Lisa Nandy has urged Boris Johnson to show a “level of humility” at an emergency meeting of G7 nations called this afternoon to discuss the situation in Afghanistan, warning that “a country that doesn’t lead by example cannot ask others to step up”.
Talking to Sky News this morning, the Shadow Foreign Secretary stressed the need to “agree a global response to the refugee crisis” and to reassure neighbouring countries that they will not be left alone to deal with the displacement.
“There are many neighbouring countries like Pakistan that have seen a huge flow of people across the borders – they need reassurances that they are not going to be left by the world’s wealthiest countries who are meeting today to deal with the repercussions of this by themselves,” she told viewers.
Nandy criticised the decision to cap the number of Afghan refugees the UK will accept this year to 5,000, cuts to aid and threats to “tear up international law”, warning that the government has “trashed” its international reputation.

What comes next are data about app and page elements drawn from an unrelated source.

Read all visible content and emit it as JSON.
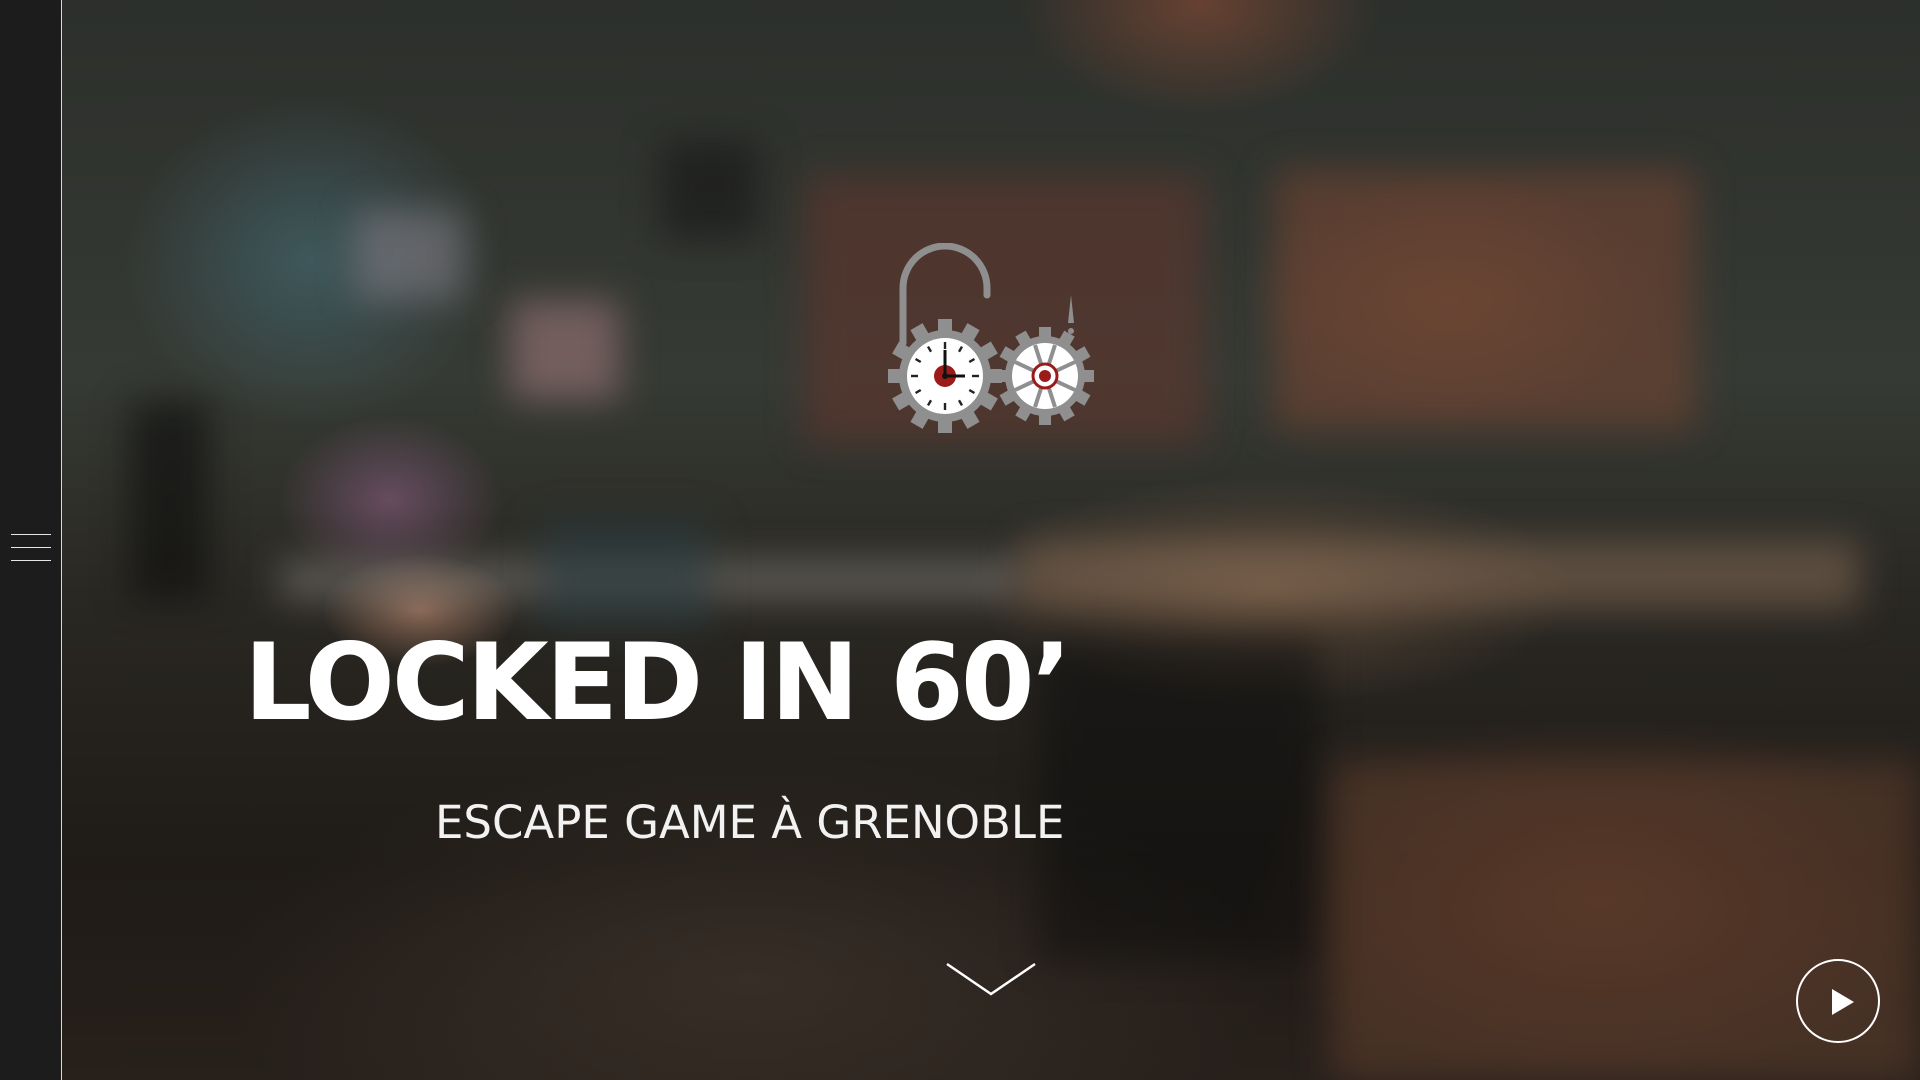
{
  "hero": {
    "title": "LOCKED IN 60’",
    "subtitle": "ESCAPE GAME À GRENOBLE"
  },
  "icons": {
    "menu": "hamburger-menu-icon",
    "logo": "padlock-clock-gears-logo",
    "scroll": "chevron-down-icon",
    "play": "play-icon"
  },
  "colors": {
    "sidebar": "#1c1c1c",
    "text": "#ffffff",
    "logo_grey": "#8f8f8f",
    "logo_red": "#9b1a1a"
  }
}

“We’re starting to see the folly of that approach because a country that doesn’t lead by example cannot ask others to step up and do the same. So what we need to hear from the Prime Minister at the G7 is a level of humility,” she added.
“He has got this wrong and he needs to go in and convince those global partners that Britain is going to be a country that once again steps up and does it part and leads on the global stage, and we need others to do the same.”
The Taliban returned to power last week, almost 20 years after the invasion of Afghanistan launched by the West with the objective of ousting the group and preventing it from harbouring al-Qaeda following the 9/11 attacks in the US.
The success of the Taliban followed the planned withdrawal of troops by the US, agreed by President Donald Trump last year. Evacuation flights are currently departing from the capital as the US and other countries fly out nationals.
US troops controlling Kabul airport, the only functioning airport in the country, are scheduled to leave by August 31st. Johnson and other leaders are expected to urge Joe Biden to extend the deadline at the 90-minute virtual meeting today.
A Taliban spokesperson has insisted that remaining personnel must leave according to the agreed timeline, saying that not doing so would be a “violation” and that the “leadership will take a decision [on how] to react to the violation”.
Defence Secretary Ben Wallace said this morning that it is “unlikely” that the US administration will opt to extend its military presence in Afghanistan, but added: “It is definitely worth us all to try and we will.”
Nandy described the G7 talks this afternoon as a “make-or-break moment”. She said the collection of Western countries have “clout that other bodies don’t”, in the form of economic sanctions, to pressure the Taliban into extending the deadline.
She said: “The G7 represents a third of the global economy and between us we hold billions of pounds – £9bn in the US alone – in assets that were held by the Afghan government. They’re sitting in Western bank accounts.
“That gives the G7 an amount of leverage that other global bodies simply don’t have and that’s why today’s common approach that must be agreed in order to extend that deadline and keep the land borders open and agree an approach to the global refugee crisis – these things really, really matter because the G7 has clout that other bodies don’t and we’ve got to use that today.
“The Prime Minister has to use that today in order to make a common approach to the Taliban in order to convince them that it’s not in their interests to stop us getting our people out and that air bridge must be extended.”
She warned of “incredible repercussions” if the UK does not use its leverage, arguing that the failure to protect people who have helped UK military operations will undermine its work in other areas around the world.
“We have UK troops deployed in peacekeeping missions in very dangerous places like Mali where we rely on local support. What message will it send to people if we can’t even help evacuate those who’ve supported us,” she told viewers.
MPs were recalled for an emergency debate in parliament last week, where Johnson faced opposition over his response to the withdrawal of US troops and calls to provide greater support for refugees in the wake of the government’s collapse.
The government has committed to resettling 20,000 refugees from Afghanistan over the next five years but has faced criticism, in particular, over the fact that only 5,000 of the overall total will be accepted under the scheme this year.
The 20,000 overall figure promised by ministers is the same as the number of people resettled from Syria. Campaigners have argued the commitment is too small with some pointing out that Syria is approximately half the size of Afghanistan.